BAD HORSES: HERAKLES AND THE MARES OF DIOMEDES IN GREEK ART OF THE SIXTH AND FIFTH CENTURIES BCE
The often-fluid boundaries between human and animal is a common subject in Greek myth, with the hero frequently acting as a representative of humanity against some kind of animalistic force, though the hero can simultaneously embody the animal. Throughout the corpus of myth, animals can act as terrifying adversaries as well as helpers and even friends to heroic counterparts; and of all the heroes, there is none more associated with animals than Herakles. Most, if not all, of his labors, involve non-humanoid creatures in some way, and the hero himself can be identified by his lion skin, enabling him to pass in and out of the “civilized” Greek world and the “wild” world of animals and monsters.
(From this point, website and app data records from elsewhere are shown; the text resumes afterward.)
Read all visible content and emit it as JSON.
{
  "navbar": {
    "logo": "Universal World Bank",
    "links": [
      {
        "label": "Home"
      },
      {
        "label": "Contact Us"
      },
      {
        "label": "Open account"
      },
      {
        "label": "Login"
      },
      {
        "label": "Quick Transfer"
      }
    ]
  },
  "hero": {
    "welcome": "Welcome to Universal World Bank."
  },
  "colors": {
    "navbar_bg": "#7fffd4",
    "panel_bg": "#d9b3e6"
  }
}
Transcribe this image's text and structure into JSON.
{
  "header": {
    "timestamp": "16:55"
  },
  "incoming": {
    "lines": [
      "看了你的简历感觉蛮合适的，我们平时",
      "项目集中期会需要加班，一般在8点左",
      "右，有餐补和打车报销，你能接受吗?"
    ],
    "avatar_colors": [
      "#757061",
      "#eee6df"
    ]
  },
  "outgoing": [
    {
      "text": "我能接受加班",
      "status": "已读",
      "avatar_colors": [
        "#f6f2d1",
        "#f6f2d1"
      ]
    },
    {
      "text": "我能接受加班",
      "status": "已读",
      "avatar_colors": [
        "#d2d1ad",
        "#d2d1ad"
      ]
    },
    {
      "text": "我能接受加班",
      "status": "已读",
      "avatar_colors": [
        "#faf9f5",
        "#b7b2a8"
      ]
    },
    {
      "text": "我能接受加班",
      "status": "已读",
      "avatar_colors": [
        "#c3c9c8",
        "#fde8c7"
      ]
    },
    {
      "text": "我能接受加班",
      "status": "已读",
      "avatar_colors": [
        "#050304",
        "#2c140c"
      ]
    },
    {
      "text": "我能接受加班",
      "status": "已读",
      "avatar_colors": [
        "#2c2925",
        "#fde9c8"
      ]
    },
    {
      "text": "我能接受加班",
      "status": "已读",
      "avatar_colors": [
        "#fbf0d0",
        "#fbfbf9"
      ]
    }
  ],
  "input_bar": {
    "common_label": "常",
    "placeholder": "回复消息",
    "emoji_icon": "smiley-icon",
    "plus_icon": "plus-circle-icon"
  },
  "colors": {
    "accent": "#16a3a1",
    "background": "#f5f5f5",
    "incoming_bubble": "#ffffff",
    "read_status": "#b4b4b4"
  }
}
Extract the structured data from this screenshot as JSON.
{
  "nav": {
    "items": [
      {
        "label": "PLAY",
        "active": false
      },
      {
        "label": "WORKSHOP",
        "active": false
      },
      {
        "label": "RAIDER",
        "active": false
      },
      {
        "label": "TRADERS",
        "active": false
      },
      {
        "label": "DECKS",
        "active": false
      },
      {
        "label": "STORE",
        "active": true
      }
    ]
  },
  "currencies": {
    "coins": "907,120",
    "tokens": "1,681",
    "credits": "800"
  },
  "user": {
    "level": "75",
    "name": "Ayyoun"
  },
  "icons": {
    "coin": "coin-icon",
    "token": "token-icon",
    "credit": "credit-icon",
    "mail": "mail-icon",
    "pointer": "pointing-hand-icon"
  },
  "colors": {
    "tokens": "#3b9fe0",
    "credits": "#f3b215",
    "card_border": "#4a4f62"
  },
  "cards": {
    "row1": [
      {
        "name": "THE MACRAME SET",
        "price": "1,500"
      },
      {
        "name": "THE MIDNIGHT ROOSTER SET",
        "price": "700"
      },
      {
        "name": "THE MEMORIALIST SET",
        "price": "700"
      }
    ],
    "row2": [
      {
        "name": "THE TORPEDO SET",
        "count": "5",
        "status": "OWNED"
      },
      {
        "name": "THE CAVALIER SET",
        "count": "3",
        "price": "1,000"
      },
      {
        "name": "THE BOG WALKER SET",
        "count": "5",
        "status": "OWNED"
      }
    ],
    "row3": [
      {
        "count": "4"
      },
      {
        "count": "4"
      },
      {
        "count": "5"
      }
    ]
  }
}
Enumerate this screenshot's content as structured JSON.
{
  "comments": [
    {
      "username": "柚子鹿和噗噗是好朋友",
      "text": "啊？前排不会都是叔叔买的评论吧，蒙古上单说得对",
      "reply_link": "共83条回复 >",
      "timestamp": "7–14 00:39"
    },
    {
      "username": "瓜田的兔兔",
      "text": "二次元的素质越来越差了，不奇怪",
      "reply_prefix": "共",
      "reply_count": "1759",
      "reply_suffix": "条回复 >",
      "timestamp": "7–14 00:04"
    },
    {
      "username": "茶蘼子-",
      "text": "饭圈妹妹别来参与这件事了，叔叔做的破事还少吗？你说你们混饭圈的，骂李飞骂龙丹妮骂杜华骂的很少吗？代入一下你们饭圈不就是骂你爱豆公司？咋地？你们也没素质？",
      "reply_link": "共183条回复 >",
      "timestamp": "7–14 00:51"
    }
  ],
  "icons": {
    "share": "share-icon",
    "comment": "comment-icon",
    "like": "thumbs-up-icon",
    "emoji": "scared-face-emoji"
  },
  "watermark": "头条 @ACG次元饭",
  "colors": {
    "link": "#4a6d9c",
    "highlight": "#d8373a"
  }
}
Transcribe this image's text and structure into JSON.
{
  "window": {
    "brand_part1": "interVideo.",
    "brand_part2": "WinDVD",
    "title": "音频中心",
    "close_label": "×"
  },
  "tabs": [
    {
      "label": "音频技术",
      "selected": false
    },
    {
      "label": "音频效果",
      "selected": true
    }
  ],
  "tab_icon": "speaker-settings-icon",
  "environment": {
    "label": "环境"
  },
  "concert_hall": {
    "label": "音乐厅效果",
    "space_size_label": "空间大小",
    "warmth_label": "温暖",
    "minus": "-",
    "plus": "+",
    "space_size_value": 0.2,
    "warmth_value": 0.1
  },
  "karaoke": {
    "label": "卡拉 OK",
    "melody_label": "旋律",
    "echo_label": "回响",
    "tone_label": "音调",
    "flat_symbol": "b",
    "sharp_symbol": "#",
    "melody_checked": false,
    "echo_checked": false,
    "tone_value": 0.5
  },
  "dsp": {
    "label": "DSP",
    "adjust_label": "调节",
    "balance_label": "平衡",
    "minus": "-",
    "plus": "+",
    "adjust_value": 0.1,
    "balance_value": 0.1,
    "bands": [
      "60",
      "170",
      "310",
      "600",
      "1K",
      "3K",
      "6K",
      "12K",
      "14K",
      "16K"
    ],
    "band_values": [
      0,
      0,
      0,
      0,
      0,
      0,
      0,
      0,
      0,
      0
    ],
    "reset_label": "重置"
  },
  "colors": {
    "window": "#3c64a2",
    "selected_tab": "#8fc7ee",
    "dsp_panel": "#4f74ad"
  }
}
Herakles is one of the most, if not the most-depicted figures in Greek art, his exploits recognizable and famous for viewers across the realm of the Greeks and beyond. He is a suitably Panhellenic hero, with deeds to speak of ranging across Greece and the known world. While Herakles is perhaps the most popular human figure in Greek art, the horse is the most popular animal. One might expect the meeting of these two subjects in the Eighth Labor of Herakles, the capture of the man-eating Mares of Diomedes, to be equally ubiquitous. However, this is not the case. It is argued here that the rarity of depictions of Herakles with the Mares of Diomedes is due to the transgressive nature of the horses themselves, who invert established ideals of Greek horsemanship. As a result, the scene was largely avoided by creators as well as consumers of art. This unpopularity in the ancient past has likely contributed to the dearth of scholarship on the subject. I explore how these rare and transgressive images portray the complicated and diverse relationship between the Greeks and the animals that lived alongside them, a relationship that can itself be used to gain insight into how art, myth, and society are inextricably connected, with each equally affecting the other.
Animals; Greek Art; Herakles; Heroes; Horses; Pottery
Barrett, Caitlín Eilís
Master of Arts
dissertation or thesis